■ Task objective ■
Determine which lines of the records include the word "友店好货", and copy them.

***** Records to use *****

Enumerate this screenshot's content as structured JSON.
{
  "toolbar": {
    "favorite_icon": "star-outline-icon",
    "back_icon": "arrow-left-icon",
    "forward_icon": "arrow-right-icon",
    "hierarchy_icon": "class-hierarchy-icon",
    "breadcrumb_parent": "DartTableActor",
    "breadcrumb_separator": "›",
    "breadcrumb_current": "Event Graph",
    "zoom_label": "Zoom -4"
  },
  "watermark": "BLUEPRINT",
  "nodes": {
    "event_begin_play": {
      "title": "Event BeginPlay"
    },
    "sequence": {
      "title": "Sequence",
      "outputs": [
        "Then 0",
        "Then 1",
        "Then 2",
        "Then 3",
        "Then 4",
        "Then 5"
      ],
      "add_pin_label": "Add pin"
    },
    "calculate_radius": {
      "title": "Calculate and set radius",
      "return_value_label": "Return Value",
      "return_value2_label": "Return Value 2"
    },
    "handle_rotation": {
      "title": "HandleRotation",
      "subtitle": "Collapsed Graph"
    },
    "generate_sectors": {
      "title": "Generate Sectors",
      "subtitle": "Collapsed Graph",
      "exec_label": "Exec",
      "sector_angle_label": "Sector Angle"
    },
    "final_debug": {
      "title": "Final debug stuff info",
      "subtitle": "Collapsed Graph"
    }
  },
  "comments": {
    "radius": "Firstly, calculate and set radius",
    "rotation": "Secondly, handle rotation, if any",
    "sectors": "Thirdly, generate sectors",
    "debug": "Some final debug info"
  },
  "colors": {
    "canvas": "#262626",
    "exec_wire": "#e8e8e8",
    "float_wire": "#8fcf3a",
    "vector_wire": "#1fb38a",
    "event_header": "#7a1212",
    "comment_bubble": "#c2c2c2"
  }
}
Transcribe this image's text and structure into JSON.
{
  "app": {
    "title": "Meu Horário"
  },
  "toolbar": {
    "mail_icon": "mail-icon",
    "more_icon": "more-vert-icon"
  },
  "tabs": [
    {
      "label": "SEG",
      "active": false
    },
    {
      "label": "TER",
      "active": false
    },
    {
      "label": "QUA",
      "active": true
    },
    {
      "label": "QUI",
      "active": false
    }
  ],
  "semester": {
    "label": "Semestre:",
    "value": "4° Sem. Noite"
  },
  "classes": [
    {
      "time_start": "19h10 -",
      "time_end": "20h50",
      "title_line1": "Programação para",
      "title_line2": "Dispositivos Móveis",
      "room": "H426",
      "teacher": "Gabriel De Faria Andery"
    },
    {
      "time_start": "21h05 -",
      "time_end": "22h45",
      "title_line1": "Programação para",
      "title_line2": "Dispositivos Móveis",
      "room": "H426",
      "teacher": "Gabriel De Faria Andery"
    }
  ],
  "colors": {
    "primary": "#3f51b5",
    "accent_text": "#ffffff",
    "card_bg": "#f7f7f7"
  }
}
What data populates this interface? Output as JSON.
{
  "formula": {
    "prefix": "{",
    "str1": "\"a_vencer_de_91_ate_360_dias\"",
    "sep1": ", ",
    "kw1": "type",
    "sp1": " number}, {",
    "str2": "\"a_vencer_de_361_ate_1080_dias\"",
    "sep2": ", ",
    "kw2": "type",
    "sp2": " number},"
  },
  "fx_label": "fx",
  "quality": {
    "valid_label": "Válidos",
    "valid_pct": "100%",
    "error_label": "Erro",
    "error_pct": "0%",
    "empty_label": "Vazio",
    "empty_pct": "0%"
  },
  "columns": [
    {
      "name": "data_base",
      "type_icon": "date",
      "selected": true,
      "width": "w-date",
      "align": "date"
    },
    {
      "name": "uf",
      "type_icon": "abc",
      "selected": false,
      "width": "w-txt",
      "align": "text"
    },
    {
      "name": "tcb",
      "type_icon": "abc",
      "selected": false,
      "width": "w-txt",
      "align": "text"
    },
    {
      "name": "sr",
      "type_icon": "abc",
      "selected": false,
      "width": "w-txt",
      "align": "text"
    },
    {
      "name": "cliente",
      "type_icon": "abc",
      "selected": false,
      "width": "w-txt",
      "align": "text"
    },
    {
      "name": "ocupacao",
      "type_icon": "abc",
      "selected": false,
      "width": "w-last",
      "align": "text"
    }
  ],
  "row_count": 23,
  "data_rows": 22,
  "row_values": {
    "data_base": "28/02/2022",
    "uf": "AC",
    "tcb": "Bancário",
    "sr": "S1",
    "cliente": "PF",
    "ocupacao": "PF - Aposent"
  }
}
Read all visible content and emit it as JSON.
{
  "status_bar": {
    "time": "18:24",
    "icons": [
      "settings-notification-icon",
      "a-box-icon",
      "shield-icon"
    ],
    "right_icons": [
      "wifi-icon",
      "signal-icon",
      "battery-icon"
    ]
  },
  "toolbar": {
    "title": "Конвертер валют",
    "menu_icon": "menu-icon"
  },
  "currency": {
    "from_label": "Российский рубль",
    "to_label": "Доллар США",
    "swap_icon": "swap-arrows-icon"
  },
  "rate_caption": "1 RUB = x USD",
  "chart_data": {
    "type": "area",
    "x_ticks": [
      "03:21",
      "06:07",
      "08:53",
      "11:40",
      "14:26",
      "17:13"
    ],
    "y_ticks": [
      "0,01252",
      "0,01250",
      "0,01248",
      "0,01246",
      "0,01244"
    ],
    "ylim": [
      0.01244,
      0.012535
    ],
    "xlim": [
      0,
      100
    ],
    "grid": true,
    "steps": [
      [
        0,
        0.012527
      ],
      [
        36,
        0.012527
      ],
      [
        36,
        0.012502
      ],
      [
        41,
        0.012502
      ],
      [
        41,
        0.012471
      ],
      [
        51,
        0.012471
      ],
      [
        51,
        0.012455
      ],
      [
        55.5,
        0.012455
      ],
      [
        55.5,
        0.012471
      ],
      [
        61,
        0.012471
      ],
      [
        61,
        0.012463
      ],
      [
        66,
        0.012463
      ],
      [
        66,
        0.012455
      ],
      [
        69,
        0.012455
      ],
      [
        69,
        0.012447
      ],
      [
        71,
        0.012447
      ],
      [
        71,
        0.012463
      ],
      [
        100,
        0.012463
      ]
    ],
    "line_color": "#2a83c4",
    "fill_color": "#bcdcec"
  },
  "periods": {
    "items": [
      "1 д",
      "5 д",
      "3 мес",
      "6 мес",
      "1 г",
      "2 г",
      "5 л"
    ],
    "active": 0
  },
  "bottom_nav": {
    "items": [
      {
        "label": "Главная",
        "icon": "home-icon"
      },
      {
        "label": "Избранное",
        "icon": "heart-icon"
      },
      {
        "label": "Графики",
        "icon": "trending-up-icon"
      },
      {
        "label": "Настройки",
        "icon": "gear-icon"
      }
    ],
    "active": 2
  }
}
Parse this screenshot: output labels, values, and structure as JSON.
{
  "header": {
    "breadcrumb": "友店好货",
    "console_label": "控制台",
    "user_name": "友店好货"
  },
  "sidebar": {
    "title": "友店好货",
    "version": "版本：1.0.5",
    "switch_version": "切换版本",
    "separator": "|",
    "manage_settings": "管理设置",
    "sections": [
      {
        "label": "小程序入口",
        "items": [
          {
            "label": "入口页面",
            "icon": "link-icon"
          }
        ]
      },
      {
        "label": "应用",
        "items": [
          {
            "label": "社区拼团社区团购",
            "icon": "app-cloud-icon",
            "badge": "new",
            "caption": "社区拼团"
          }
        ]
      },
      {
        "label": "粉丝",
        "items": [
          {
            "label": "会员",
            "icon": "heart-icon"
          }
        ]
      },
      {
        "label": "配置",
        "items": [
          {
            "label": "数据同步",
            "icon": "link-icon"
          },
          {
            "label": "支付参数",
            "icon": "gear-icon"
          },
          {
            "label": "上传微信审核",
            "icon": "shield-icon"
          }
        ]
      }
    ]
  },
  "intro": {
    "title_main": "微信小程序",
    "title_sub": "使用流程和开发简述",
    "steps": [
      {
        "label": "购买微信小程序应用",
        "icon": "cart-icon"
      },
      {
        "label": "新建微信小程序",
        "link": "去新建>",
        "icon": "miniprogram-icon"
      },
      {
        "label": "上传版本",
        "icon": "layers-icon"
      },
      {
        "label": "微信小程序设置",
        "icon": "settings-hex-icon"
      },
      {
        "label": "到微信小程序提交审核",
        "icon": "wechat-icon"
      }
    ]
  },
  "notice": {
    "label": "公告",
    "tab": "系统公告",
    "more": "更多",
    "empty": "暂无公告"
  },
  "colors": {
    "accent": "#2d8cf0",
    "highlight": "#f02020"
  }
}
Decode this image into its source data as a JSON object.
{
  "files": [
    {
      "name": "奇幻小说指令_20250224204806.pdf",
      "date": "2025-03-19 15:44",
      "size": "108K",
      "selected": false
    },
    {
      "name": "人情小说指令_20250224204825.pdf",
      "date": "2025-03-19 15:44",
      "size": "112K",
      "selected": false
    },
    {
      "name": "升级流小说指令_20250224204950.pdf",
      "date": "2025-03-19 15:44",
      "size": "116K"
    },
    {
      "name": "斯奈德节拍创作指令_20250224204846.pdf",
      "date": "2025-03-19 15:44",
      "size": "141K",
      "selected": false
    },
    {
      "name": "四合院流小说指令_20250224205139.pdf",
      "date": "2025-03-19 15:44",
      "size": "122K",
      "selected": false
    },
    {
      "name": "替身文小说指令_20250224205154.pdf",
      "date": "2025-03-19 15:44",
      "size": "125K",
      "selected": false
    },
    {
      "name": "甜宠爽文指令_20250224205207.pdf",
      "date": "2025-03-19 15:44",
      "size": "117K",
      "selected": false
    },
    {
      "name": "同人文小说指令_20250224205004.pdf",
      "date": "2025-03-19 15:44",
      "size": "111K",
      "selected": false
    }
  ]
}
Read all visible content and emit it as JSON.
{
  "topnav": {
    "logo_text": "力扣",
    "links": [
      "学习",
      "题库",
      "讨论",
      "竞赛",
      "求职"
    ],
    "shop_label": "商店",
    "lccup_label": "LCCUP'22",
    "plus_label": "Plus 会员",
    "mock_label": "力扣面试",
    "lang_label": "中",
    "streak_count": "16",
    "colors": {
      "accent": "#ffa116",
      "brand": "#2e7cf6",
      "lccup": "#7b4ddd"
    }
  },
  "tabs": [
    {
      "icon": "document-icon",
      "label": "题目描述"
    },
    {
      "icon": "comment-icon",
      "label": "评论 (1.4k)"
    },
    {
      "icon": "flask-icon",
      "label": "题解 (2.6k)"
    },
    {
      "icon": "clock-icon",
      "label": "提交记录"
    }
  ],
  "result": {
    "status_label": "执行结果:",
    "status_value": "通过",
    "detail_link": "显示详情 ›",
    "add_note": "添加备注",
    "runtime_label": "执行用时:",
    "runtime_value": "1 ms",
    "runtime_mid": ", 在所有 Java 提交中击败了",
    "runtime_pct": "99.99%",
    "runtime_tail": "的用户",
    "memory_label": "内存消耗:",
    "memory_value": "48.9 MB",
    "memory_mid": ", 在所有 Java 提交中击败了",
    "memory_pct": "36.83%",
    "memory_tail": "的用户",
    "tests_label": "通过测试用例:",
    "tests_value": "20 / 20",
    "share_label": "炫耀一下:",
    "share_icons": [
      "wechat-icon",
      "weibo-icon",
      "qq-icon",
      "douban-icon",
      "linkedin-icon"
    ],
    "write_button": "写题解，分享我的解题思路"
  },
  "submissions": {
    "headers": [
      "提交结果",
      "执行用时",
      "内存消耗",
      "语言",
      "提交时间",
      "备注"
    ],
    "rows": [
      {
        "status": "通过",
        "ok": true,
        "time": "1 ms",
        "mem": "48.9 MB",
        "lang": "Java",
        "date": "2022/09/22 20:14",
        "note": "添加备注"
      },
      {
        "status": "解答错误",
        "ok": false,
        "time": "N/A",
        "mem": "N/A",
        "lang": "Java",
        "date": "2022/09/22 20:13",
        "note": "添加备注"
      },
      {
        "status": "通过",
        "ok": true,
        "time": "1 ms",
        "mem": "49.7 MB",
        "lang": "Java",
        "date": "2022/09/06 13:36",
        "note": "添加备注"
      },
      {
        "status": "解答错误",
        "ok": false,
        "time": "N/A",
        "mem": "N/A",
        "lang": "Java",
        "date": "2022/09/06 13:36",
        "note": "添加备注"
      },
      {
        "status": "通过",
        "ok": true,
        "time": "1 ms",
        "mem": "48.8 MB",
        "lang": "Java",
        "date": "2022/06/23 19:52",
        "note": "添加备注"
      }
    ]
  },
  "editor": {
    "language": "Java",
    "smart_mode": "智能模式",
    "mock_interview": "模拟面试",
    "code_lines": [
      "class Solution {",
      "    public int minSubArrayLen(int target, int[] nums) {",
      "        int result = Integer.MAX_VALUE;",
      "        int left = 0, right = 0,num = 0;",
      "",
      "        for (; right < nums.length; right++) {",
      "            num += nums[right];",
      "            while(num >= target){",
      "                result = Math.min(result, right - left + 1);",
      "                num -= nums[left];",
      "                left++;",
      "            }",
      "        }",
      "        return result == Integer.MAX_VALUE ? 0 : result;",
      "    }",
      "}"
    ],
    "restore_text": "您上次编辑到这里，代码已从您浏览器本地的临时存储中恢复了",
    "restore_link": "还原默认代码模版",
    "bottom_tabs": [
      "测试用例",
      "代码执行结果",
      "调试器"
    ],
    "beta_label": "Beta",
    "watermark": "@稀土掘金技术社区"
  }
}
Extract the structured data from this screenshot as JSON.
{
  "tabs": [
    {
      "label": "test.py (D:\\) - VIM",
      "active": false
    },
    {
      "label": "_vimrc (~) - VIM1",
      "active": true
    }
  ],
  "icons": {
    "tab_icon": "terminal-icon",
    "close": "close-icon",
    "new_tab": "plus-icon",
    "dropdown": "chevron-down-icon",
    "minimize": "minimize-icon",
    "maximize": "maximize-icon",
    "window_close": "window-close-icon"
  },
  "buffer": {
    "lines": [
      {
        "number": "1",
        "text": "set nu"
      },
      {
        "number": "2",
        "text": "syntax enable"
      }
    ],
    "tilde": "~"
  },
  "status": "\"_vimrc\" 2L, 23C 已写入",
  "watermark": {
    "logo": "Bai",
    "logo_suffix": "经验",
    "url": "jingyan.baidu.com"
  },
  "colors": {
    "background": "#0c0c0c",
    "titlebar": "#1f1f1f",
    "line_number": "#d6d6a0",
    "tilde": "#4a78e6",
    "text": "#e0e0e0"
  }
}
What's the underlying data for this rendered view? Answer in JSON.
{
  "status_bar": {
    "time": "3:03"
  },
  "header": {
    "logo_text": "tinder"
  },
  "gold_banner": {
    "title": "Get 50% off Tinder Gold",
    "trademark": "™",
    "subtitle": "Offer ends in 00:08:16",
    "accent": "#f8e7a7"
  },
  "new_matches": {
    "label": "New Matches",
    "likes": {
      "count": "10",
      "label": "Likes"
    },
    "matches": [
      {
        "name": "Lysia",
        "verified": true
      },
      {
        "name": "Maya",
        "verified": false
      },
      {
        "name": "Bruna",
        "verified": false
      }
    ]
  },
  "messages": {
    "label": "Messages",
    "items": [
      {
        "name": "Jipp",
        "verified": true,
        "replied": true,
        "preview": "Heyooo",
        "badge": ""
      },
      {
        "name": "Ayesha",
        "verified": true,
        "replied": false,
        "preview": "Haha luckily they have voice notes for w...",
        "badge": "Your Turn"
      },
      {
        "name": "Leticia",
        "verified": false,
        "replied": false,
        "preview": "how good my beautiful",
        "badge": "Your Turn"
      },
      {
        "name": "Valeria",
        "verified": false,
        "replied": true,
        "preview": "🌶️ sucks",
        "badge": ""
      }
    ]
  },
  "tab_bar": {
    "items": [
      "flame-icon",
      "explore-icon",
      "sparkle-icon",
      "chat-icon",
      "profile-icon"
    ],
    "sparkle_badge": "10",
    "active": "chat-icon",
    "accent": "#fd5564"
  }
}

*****

■ Response ■
    "breadcrumb": "友店好货",
    "user_name": "友店好货"
    "title": "友店好货",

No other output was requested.